entry into the market will boost the productivity and potentially reduce asset owners’ costs for the high rise cleaning market, however, the innovation will take the time to perfect and require a lot of input from the current market leaders. We also believe that not all structures and facades will be suitable for robotic cleaning and maintenance meaning that the requirement for hands on people based access will exist long into the future,” says Gill. According to Coffin, robotic systems can offer a faster more efficient service saving time and money and does not put workers at risk.
“It (Robotics) is able to work in higher wind speeds and temperatures and on vertical, horizontal and slanted facades but is most effective on flat surfaces. It cannot address cleaning of complicated facades or address issues such as checking, repair, and replacement of aviation lights, silicon, glass and lighting systems or cleaning/ maintenance of other types of building fabric,” he adds.
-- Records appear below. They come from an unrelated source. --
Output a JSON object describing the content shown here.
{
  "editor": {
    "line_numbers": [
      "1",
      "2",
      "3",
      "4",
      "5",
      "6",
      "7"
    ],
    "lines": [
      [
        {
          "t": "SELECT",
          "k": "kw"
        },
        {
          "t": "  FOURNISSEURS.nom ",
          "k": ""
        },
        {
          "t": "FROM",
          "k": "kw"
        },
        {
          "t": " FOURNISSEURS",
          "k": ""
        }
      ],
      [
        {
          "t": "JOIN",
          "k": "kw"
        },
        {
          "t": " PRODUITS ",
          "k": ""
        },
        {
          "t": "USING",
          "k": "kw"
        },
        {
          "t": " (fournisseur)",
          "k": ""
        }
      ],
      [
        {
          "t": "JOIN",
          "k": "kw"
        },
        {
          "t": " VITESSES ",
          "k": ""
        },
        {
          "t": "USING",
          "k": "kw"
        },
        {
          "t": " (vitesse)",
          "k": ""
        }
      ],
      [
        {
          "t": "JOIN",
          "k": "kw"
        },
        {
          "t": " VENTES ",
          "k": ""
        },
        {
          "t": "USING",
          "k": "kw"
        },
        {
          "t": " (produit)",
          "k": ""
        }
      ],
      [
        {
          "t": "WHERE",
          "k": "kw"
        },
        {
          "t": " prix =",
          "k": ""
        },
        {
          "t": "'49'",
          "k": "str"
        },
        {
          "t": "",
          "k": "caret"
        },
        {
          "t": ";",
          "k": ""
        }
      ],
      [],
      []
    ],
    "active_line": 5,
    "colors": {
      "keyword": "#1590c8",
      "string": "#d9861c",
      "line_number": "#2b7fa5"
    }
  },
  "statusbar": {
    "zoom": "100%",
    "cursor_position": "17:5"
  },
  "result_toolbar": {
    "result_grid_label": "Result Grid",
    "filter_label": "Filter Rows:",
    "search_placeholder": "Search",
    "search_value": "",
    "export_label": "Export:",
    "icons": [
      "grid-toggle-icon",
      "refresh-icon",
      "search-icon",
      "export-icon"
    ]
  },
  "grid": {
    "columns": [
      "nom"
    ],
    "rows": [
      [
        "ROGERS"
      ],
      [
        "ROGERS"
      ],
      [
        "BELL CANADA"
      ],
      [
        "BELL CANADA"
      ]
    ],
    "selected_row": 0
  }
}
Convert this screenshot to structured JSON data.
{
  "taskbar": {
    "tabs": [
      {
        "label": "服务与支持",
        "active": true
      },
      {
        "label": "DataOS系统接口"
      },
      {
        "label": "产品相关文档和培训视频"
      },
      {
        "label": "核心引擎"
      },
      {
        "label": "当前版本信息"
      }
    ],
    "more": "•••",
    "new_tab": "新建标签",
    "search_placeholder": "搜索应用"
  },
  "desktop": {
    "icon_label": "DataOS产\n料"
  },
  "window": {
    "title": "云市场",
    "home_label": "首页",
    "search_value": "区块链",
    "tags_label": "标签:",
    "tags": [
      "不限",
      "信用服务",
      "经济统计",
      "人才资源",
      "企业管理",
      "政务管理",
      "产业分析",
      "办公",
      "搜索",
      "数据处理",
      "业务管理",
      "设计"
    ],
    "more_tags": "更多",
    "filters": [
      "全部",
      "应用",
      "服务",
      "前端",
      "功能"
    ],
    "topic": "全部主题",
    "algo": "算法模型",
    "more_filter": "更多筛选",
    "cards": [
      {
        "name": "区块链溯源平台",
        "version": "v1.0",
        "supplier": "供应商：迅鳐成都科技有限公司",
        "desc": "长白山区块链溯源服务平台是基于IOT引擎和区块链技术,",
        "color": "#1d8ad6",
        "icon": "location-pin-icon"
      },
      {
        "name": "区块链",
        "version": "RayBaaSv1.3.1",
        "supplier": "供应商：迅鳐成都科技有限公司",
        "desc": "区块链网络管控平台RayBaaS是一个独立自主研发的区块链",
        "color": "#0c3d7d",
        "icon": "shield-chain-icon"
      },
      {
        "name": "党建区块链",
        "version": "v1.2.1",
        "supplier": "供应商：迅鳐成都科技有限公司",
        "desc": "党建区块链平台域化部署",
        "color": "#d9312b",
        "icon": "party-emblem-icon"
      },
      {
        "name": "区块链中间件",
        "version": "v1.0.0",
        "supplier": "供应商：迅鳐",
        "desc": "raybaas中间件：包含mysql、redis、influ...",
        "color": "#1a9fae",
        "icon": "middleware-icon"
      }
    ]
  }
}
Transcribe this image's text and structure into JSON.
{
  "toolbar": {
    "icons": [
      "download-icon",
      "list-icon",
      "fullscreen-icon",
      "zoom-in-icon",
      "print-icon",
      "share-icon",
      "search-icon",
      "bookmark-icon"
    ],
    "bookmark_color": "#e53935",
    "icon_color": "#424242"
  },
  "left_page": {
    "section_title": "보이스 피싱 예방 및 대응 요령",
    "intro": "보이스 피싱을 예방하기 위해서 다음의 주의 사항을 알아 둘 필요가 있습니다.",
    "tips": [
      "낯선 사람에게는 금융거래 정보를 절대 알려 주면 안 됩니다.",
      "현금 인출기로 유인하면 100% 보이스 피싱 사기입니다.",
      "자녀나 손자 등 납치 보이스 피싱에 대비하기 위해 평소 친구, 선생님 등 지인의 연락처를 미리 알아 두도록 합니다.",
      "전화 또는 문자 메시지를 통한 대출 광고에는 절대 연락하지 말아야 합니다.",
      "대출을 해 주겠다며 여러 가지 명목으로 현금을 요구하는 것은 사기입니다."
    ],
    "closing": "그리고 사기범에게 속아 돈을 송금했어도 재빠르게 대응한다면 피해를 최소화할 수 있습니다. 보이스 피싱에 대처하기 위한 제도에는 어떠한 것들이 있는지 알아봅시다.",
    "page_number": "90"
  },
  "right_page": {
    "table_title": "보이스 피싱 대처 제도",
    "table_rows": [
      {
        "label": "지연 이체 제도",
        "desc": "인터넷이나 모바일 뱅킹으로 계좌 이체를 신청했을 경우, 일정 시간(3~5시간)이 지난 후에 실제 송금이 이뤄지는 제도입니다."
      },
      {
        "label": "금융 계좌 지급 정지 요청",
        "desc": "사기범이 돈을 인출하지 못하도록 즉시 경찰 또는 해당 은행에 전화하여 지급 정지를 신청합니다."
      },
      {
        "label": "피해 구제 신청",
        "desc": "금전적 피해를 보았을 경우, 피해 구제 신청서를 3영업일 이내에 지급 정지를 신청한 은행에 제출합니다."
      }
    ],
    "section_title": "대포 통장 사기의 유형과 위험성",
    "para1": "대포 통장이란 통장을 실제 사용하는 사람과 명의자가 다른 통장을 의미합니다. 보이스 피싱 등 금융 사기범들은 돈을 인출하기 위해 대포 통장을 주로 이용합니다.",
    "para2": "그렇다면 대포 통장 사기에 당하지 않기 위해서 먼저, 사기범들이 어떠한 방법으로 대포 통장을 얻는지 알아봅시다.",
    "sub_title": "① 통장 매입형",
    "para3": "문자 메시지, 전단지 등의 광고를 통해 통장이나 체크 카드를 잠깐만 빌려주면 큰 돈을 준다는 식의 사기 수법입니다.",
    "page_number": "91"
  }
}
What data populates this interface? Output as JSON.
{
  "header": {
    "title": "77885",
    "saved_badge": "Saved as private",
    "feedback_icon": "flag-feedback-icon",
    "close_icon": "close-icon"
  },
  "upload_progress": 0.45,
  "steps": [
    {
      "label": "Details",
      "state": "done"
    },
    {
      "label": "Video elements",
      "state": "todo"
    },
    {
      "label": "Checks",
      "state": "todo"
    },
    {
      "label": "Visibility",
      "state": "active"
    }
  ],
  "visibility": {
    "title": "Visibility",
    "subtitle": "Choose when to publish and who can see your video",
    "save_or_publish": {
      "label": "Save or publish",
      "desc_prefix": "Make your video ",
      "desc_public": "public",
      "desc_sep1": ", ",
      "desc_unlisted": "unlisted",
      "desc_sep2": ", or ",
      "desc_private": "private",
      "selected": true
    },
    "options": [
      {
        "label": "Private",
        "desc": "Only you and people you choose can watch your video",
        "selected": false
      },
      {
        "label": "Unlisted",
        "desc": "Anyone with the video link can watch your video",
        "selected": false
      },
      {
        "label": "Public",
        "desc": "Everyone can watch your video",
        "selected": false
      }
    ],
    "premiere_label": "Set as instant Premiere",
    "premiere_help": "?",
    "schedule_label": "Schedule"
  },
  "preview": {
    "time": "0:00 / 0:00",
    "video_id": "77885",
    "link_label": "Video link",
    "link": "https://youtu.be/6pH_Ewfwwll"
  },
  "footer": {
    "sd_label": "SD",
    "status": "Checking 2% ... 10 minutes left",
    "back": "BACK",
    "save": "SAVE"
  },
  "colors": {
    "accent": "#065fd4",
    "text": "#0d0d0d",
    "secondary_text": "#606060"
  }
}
When it comes to Saudi Arabia, Moore says that use of robotics for high rise structures has a long way to go. “The mindset is still very much to use low-cost labour as the ‘go to‘ solution. I do think robotic systems will become more popular in other more mature FM markets where labour is more expensive and there is increased recognition and focus on high standards of health and safety,” he adds.
Skyscrapers create diverse vertical communities, which impose social, operational and economic challenges. High rise structures accommodate thousands of office workers/families or visitors and have always had logistical challenges that vary from building to building but the most common issues are Environmental, Health & Safety Management. Says Coffin, “This does not just mean complying with the annual fire drills and implementing a rigorous system of preventive/reactive maintenance but ensuring that all mandatory certifications are in place, ensuring proper supervision of any works/fit out in the building and insisting proper fire & risk assessments are actioned.”
The more recent challenge, Coffin points out is in supporting the emergence of these vast vertical urban communities is accommodating changing customer expectations. “High rise communities are now expected to provide not just a vertical community but an environment that is optimal for the occupants’ health and wellbeing, less demanding on the environment and sustainable in terms of operations,” he adds. Access and particularly safe access is always the challenge, says Moore. “We have witnessed extensive systems installed then abandoned; we have seen other instances of BMU systems failing with disastrous sometimes tragic consequences. As always, the key to success is a thorough and professional FM design review to consider and optimise maintenance in terms of material/equipment selection and of course safe access and appropriate maintenance techniques,” he adds.
However, at Megarme, Gill says that they working hard to bring awareness to the market to involve IRATA certified company during the consultancy/design stage of the project which enables to develop a unique access and cleaning strategy for the maintenance cleaning of the structures. “This helps clients make educated decision to invest in the most appropriate access system for the cleaning works,” adds Gill.